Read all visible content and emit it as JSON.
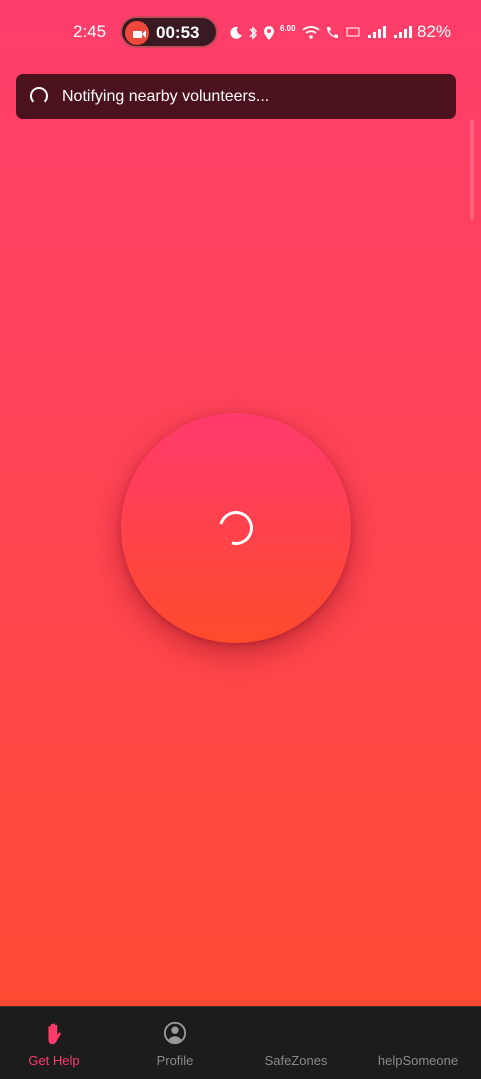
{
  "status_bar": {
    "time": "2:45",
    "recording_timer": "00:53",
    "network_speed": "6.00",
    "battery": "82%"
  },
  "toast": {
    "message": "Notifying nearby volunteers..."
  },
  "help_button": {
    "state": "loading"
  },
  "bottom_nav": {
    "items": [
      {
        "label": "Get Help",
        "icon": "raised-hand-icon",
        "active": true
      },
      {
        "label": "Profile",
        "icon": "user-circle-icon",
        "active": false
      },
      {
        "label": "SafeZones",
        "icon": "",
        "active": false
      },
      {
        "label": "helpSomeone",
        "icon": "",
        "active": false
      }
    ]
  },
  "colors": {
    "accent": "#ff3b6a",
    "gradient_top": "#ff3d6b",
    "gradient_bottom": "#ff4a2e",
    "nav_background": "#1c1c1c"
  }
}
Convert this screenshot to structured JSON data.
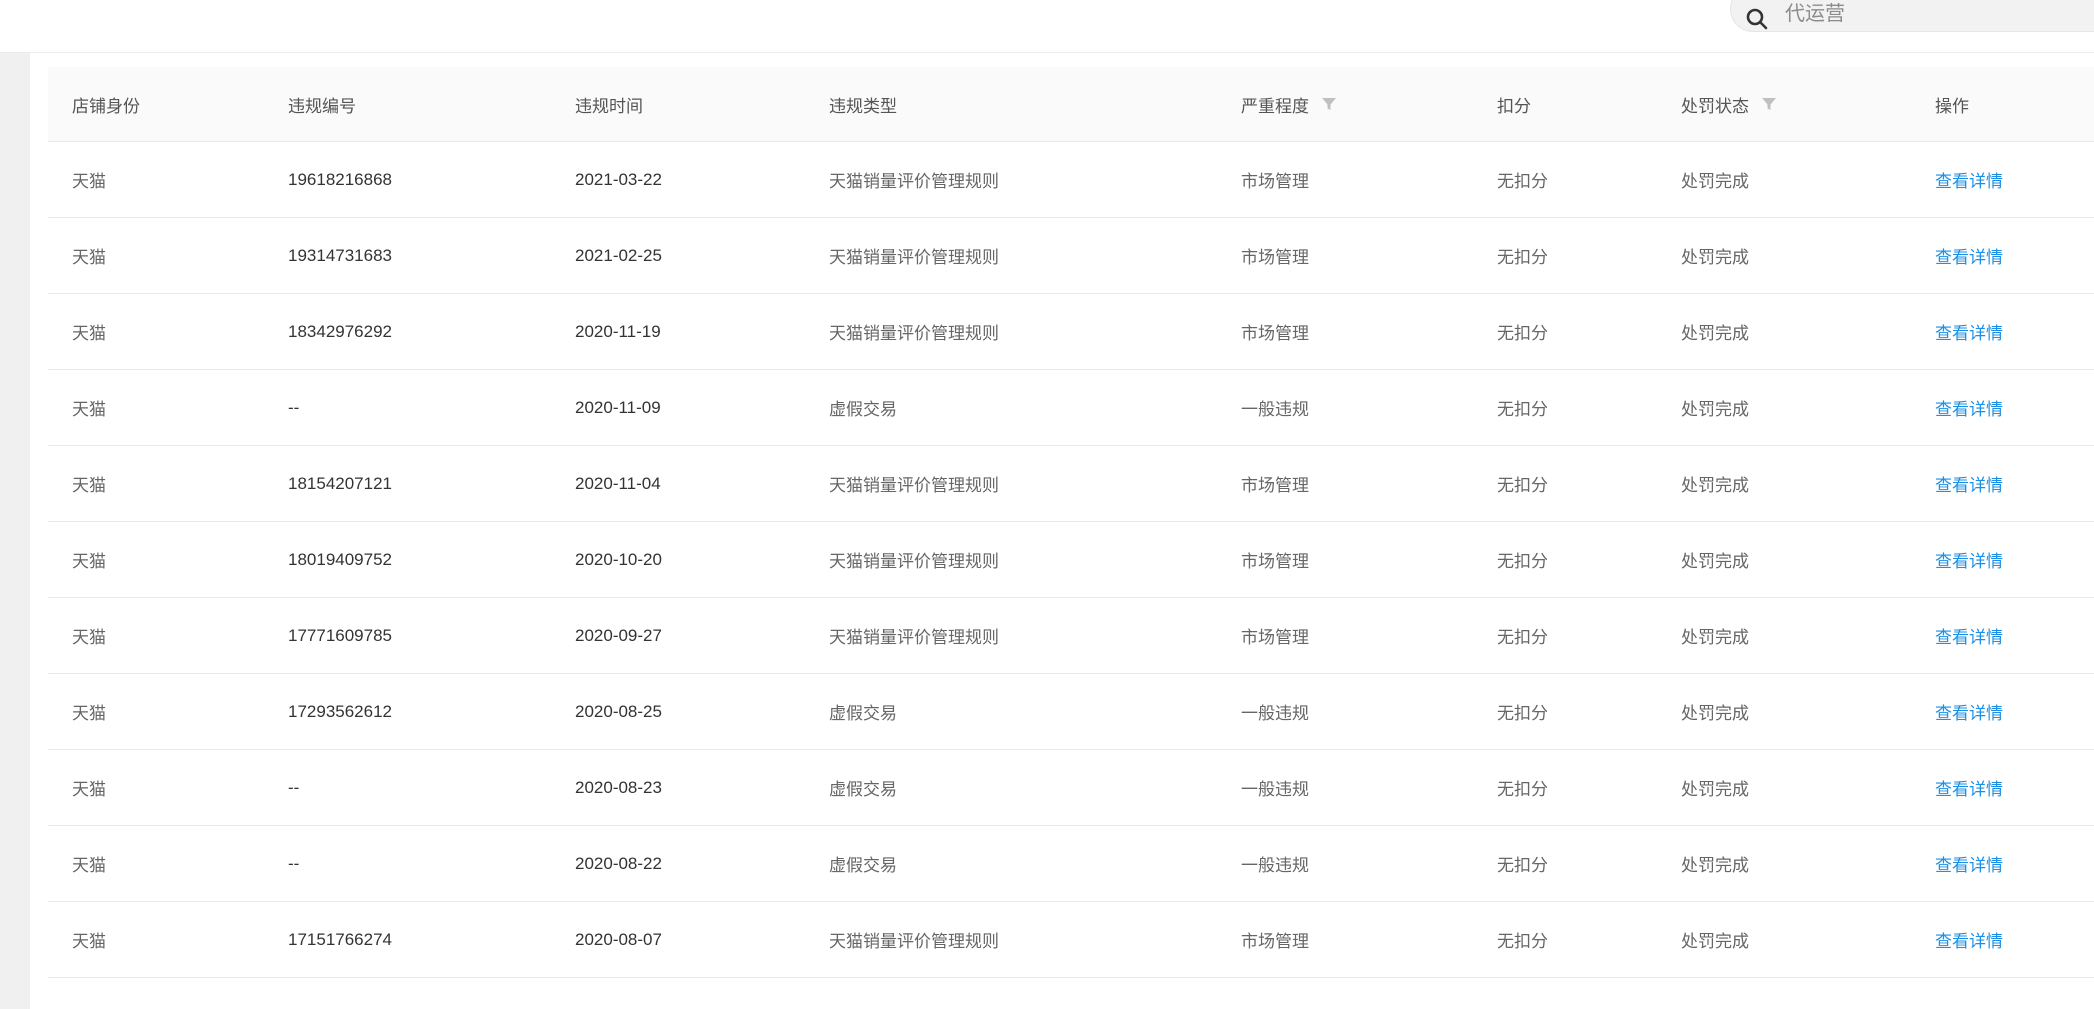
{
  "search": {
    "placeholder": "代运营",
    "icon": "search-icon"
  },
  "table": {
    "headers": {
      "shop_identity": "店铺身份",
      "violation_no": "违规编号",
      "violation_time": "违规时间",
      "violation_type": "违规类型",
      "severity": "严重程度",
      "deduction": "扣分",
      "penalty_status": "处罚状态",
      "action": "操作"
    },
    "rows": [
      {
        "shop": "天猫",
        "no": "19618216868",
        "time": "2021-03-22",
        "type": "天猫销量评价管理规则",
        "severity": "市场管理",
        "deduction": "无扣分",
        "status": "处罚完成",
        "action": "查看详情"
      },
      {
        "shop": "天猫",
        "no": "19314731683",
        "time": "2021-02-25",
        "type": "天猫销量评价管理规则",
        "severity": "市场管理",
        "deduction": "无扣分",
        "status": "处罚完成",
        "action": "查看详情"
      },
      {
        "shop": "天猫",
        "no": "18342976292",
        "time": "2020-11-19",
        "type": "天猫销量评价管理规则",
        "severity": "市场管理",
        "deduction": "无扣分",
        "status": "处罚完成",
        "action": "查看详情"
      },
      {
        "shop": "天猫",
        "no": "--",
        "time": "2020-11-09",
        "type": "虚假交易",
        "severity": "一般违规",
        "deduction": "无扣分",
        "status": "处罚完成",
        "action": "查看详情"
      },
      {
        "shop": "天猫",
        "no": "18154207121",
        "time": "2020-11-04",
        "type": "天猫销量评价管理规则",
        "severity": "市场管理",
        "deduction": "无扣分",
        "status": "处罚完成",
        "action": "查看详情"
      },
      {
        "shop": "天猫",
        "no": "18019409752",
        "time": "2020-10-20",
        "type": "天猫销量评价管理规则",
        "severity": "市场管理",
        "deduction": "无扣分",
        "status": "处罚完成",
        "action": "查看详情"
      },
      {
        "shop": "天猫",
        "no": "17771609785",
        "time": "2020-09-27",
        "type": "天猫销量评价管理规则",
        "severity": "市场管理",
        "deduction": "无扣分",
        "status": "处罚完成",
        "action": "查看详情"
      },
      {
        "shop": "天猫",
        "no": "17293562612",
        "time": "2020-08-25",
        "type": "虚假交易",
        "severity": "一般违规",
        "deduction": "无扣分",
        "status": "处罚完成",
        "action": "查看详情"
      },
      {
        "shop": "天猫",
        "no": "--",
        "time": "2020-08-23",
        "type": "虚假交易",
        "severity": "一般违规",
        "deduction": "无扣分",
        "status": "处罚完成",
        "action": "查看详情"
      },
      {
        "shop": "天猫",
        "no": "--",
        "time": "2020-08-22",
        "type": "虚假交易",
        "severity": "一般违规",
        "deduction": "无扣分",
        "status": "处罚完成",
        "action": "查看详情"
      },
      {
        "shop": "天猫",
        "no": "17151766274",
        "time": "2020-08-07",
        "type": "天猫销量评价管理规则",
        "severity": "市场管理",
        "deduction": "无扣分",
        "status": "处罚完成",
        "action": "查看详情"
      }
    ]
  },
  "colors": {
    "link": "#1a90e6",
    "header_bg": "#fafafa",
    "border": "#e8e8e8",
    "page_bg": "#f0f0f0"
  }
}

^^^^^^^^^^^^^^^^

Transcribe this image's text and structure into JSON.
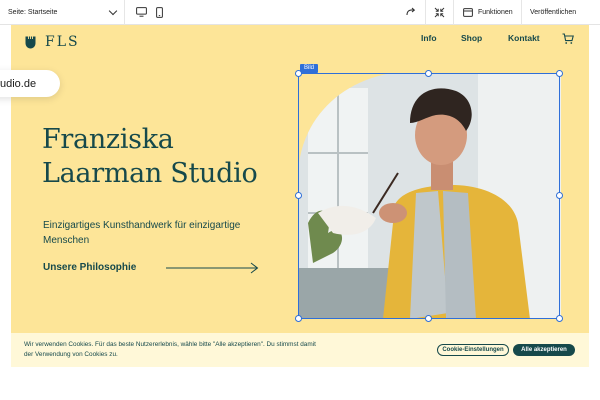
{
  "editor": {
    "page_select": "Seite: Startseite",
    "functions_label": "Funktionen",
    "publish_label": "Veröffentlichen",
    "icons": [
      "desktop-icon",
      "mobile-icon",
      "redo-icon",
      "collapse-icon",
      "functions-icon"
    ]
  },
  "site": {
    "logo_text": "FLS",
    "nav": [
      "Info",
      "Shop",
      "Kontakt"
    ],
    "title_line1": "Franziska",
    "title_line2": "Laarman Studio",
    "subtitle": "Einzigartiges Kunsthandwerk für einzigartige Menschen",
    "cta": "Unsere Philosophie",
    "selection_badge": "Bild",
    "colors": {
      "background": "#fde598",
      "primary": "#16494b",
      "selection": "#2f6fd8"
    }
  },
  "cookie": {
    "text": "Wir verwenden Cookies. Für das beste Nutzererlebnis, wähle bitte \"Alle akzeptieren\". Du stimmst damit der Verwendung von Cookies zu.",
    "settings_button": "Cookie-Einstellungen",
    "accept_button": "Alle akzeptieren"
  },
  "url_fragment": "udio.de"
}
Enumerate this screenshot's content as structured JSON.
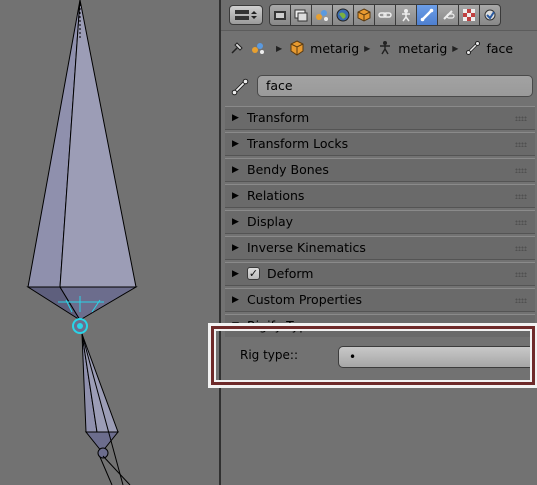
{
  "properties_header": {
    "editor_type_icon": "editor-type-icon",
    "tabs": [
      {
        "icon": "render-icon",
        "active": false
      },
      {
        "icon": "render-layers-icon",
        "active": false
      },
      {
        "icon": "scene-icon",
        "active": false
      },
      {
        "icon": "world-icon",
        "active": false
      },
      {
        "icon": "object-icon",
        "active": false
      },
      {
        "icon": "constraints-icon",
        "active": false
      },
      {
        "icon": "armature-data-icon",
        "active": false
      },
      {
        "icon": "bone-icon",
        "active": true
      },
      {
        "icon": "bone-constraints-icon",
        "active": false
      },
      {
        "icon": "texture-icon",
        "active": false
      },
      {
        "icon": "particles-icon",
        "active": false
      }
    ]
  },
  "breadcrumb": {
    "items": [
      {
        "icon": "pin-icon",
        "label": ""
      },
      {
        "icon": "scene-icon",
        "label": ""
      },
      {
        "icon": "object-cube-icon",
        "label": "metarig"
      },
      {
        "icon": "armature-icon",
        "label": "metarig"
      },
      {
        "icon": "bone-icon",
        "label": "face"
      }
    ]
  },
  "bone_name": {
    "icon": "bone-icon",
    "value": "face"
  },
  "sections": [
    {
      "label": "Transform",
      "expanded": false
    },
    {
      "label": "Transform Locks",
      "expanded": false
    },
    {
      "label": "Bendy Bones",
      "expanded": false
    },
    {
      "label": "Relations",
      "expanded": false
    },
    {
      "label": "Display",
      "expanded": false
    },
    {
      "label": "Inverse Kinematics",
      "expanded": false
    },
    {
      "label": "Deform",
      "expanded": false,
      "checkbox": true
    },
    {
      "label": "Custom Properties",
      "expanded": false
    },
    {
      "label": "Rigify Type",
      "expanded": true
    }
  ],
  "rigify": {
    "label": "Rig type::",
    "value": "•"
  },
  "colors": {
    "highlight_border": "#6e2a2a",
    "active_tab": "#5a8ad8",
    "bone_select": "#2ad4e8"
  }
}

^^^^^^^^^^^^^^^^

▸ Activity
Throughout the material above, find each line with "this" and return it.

▸ Exercise result
Convert this screenshot to structured JSON data.
Transcribe this image's text and structure into JSON.
Enumerate this screenshot's content as structured JSON.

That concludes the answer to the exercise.